Living in Upstate New York, most of us have encountered beautiful cardinals perched on a tree or hanging out at a bird feeder, even in the dead of winter.

What You Need To Know

  • Cardinals' caloric intake is higher in winter

  • Cardinals will shiver to stay warm

  • Feeding cardinals food higher in fat is better

  • Cardinals' brilliant colors can help people's depression in the grayness of winter

Feeding cardinals, especially for us up north, is essential to their survival in the brutal cold of winter.

A cardinal’s caloric requirements are higher in winter because they expend a ton of calories just trying to keep warm: maintaining body temp, fluffing feathers, shivering, and so on. The colder it is, the more energy they use.

Many wild birds, including northern cardinals, will shiver to stay warm. They do this by tensing their muscles, especially breast and leg muscles, which creates heat and appears to us as if they’re shivering. This method of staying warm also uses a lot of energy, so it's reserved only for desperate times.

Cardinals can drop their body temperature three to six degrees if needed. In dire conditions, they may need to resort to dropping their temperature to survive.

(Brian Forsyth)

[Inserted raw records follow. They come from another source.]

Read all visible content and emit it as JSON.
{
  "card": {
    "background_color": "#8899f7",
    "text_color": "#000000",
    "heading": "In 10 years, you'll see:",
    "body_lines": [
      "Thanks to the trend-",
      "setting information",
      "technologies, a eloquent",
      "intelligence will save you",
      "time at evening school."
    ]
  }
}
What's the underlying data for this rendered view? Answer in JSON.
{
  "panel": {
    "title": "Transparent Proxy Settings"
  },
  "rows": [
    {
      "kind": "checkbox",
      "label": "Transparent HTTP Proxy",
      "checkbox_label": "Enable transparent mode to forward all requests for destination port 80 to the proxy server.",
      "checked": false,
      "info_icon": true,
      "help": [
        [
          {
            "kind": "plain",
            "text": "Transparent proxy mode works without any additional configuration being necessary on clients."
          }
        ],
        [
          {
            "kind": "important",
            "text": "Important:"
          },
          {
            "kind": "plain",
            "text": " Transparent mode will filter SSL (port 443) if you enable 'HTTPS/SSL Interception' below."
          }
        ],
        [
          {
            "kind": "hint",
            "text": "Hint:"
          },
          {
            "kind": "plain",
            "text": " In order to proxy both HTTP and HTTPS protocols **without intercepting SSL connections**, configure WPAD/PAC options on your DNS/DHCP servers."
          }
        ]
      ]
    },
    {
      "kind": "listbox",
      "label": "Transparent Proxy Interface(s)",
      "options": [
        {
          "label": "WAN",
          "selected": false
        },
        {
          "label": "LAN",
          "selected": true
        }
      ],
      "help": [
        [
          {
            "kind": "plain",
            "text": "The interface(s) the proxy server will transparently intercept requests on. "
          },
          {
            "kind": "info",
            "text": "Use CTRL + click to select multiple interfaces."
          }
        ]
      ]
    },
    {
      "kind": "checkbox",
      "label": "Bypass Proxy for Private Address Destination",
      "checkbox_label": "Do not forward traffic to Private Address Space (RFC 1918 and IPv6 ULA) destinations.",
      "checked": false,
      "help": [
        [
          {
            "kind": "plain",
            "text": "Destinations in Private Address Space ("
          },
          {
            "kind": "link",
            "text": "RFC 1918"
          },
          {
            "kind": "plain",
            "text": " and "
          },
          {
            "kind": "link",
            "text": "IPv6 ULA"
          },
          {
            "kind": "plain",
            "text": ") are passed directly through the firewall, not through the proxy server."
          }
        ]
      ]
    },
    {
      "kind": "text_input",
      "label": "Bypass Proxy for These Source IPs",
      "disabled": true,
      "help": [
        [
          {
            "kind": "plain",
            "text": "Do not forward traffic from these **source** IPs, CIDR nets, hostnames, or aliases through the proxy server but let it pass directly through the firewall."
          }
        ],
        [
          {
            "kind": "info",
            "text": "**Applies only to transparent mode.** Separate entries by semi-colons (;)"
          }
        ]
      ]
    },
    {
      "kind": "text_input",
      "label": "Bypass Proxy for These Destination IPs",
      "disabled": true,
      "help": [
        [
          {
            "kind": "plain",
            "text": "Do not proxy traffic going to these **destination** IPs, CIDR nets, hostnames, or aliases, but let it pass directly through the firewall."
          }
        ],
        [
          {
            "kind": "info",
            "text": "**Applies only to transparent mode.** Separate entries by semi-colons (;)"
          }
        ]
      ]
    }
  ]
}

If you want to help our beautiful cardinals of New York State, put out a bird feeder containing high-fat food. Higher fat food makes cardinals stay warmer!


Black-oil sunflower seeds or safflower seeds are a great choice, since they contain about 30% fat. Peanuts are even better at 45%.

If helping a cardinal during the winter isn’t enough of a reason to put food out, that brilliant red on a male cardinal can help brighten your day. We can always use a change from the grayness of winter!

Our team of meteorologists dives deep into the science of weather and breaks down timely weather data and information. To view more weather and climate stories, check out our weather blogs section.